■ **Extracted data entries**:
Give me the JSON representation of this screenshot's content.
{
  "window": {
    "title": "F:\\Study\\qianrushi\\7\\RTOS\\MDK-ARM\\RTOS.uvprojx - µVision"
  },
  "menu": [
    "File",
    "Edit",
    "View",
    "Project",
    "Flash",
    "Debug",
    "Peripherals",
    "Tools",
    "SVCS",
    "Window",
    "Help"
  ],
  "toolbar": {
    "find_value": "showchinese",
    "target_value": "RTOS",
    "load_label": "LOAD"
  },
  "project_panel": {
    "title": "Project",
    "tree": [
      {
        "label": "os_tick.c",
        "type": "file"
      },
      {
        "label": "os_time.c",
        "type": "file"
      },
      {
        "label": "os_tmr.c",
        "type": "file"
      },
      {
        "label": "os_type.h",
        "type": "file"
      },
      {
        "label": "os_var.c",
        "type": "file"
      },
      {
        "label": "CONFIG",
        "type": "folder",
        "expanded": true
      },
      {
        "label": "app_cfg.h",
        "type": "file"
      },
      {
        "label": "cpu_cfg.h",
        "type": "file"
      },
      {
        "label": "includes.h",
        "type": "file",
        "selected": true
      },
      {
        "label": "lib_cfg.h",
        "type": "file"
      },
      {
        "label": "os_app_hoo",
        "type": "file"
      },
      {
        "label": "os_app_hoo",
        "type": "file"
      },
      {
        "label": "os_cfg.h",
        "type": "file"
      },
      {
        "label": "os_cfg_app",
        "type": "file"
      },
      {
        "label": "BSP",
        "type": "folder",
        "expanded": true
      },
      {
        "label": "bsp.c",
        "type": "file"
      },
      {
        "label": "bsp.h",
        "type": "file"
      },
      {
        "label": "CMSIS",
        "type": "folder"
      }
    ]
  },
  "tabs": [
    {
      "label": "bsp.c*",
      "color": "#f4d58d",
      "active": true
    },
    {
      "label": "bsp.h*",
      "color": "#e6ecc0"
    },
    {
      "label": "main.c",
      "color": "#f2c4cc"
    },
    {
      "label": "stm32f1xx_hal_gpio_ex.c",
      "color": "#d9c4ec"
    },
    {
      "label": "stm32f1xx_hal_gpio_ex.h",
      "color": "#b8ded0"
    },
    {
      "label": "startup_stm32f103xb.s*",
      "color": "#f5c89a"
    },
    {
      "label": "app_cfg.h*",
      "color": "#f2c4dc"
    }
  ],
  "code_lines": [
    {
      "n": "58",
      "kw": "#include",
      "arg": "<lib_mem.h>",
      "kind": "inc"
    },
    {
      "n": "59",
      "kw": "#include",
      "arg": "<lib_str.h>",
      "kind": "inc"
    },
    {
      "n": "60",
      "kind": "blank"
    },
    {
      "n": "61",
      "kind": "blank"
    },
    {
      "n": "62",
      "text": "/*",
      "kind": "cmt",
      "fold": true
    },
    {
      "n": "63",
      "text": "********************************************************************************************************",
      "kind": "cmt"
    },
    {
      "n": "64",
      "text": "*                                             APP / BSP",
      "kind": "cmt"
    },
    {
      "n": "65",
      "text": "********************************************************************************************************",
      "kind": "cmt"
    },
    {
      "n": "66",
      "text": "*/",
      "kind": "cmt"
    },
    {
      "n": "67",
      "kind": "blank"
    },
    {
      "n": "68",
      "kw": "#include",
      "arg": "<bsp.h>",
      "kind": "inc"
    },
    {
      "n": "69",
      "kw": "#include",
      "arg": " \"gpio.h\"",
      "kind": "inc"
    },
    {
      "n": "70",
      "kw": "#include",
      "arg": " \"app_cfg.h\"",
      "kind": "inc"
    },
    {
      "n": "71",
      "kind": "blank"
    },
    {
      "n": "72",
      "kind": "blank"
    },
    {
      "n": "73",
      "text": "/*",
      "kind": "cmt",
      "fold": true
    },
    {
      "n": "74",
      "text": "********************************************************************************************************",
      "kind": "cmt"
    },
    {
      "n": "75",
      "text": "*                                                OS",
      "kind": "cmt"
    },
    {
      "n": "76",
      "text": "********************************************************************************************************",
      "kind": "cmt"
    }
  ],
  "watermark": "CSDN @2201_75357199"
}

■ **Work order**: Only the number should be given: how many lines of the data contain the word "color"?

■ **Expected answer**: 7